"Three South Yorkshire friends, all on the cusp of 40, fall pregnant at the same time following a visit to an ancient fertility symbol. For Helen, it's a dream come true, although her husband is not as thrilled about it as she had hoped. Not only wrestling with painful ghosts of the past, Helen has to deal with the fact that her outwardly perfect marriage is crumbling before her eyes. For Janey, it is an unmitigated disaster as she has just been offered the career break of a life-time. And she has no idea either how it could possibly have happened, seeing as she and her ecstatic husband George were always so careful over contraception. For Elizabeth, it is mind-numbing, because she knows people like her shouldn't have children. Damaged by her dysfunctional childhood and emotionally lost, she not only has to contend with carrying a child she doubts she can ever love, but she also has to deal with the return to her life of a man whose love she must deny herself."

What I enjoyed most abot the novel was the easy way in which the author has weaved the stories of the three women with that of the other women. It reads so easily and wonderfully, you just can just lose yourself in the story, it is so absorbing and a simple joy to read! Throughout the book, the story switches regularly from focussing on one of the women then to another, and often with chapters containing them all together. This is a great technique in the book and makes it veryenjoyable for the reader.

Each of the characters are well written and you feel as if you know all of the women. You are given a history on all of them, and we fully go into their lives and feelings about being pregnant, from discovering they are expecting right up to the birth of one of the children. Helen's character started as being the one I disliked the most, but by the end I had the most respect for her and was willing it all to work out for her! Elizabeth was a very hard character to like, a woman who didn't like anyone getting close to her, and this is how the author has written her as well. And finally Janey is the comic relief throughout the book, and probably my favourite character. Each of the women are very different, yet all are fundamentally the same, experiencing everything together, and have a wonderful friendship which is lovely to read.

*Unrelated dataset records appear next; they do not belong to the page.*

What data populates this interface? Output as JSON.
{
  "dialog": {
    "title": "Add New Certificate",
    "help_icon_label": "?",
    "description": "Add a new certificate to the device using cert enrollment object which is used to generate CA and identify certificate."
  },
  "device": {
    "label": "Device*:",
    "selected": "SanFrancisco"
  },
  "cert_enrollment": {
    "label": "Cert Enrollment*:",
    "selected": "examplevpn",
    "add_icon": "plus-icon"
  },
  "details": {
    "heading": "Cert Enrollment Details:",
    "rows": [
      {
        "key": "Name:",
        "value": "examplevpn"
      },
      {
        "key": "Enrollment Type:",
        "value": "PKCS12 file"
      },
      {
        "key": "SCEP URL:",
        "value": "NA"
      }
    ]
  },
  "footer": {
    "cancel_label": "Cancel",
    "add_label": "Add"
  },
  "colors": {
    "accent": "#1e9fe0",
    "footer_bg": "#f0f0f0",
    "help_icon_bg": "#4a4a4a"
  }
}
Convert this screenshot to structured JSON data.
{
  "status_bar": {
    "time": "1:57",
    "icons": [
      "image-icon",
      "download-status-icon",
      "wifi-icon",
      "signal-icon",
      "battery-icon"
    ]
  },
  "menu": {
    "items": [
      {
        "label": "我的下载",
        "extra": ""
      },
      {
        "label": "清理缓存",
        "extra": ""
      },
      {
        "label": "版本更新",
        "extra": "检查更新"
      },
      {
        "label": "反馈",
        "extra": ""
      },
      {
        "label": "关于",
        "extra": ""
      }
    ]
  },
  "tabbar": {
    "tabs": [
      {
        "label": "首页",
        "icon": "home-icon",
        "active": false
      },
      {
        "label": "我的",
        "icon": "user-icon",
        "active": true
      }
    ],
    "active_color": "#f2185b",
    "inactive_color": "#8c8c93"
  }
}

I also liked the human aspect of the story, watching each woman cope with the pregnancy and reading about how their feelings changed towards the baby by the end of the book. As well as the main 3 characters, there are several supporting characters too. John is the one Elizabeth let go, but he's moved back to town and befriends her once more. George is Janey's husband, a man so desperate to be a father he'd do anything to have a baby with his wife. Simon is Helen's slime-ball of a husband, and someone I absolutely detested. I found the scenes between these 2 particularly hard to read. There were also the work colleagues of the characters but they don't really need a mention! The male characters in the book were also well written and their feelings weren't left out which is a sign of a great writer.

For a debut novel, I think this one is amazing. I was hooked right from the start and just couldn't put it down. The story is a wonderful one to read and just reads so incredibly well. You are taken right into the lives of these women and so many emotions and secrets are revealed throughout the book, you are left guessing about certain things right up until the end. The author has a wonderful writing style which makes for easy and simple reading, yet managing to keep you hooked as well. The book is written in the third person which allows for easy switching between the characters. Simply superb, I would thoroughly recommend this to anyone. A pure joy to read. 

Rating: 5/5